● **Exercise directions**
Send back all the data below, exactly as given.

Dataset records
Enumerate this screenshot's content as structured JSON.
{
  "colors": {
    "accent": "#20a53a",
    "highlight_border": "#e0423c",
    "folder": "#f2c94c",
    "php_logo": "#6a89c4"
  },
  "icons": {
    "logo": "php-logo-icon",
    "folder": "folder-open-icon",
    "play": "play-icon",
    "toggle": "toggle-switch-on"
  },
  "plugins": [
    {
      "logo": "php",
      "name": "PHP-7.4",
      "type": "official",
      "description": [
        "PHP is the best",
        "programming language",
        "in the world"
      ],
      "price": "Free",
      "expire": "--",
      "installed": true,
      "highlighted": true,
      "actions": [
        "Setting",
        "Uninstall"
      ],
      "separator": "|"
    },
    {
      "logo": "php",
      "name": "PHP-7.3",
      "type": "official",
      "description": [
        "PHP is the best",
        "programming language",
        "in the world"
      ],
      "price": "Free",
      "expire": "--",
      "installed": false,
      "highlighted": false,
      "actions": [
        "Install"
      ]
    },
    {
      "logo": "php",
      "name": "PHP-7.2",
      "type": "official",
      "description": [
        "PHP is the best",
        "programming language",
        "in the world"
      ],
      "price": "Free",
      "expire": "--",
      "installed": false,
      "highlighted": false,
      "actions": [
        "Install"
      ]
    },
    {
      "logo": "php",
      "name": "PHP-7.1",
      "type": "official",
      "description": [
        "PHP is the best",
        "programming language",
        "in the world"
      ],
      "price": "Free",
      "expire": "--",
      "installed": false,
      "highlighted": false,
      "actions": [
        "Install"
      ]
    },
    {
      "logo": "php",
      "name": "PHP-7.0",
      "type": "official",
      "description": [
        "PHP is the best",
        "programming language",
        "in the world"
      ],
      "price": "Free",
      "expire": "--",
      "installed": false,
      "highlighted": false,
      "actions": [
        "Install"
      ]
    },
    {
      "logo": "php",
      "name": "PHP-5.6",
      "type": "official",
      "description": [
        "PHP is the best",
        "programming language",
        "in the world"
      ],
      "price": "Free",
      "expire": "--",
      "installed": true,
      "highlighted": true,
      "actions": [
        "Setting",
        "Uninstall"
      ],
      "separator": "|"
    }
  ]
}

● **Task solution**
Enumerate this screenshot's content as structured JSON.
{
  "colors": {
    "accent": "#20a53a",
    "highlight_border": "#e0423c",
    "folder": "#f2c94c",
    "php_logo": "#6a89c4"
  },
  "icons": {
    "logo": "php-logo-icon",
    "folder": "folder-open-icon",
    "play": "play-icon",
    "toggle": "toggle-switch-on"
  },
  "plugins": [
    {
      "logo": "php",
      "name": "PHP-7.4",
      "type": "official",
      "description": [
        "PHP is the best",
        "programming language",
        "in the world"
      ],
      "price": "Free",
      "expire": "--",
      "installed": true,
      "highlighted": true,
      "actions": [
        "Setting",
        "Uninstall"
      ],
      "separator": "|"
    },
    {
      "logo": "php",
      "name": "PHP-7.3",
      "type": "official",
      "description": [
        "PHP is the best",
        "programming language",
        "in the world"
      ],
      "price": "Free",
      "expire": "--",
      "installed": false,
      "highlighted": false,
      "actions": [
        "Install"
      ]
    },
    {
      "logo": "php",
      "name": "PHP-7.2",
      "type": "official",
      "description": [
        "PHP is the best",
        "programming language",
        "in the world"
      ],
      "price": "Free",
      "expire": "--",
      "installed": false,
      "highlighted": false,
      "actions": [
        "Install"
      ]
    },
    {
      "logo": "php",
      "name": "PHP-7.1",
      "type": "official",
      "description": [
        "PHP is the best",
        "programming language",
        "in the world"
      ],
      "price": "Free",
      "expire": "--",
      "installed": false,
      "highlighted": false,
      "actions": [
        "Install"
      ]
    },
    {
      "logo": "php",
      "name": "PHP-7.0",
      "type": "official",
      "description": [
        "PHP is the best",
        "programming language",
        "in the world"
      ],
      "price": "Free",
      "expire": "--",
      "installed": false,
      "highlighted": false,
      "actions": [
        "Install"
      ]
    },
    {
      "logo": "php",
      "name": "PHP-5.6",
      "type": "official",
      "description": [
        "PHP is the best",
        "programming language",
        "in the world"
      ],
      "price": "Free",
      "expire": "--",
      "installed": true,
      "highlighted": true,
      "actions": [
        "Setting",
        "Uninstall"
      ],
      "separator": "|"
    }
  ]
}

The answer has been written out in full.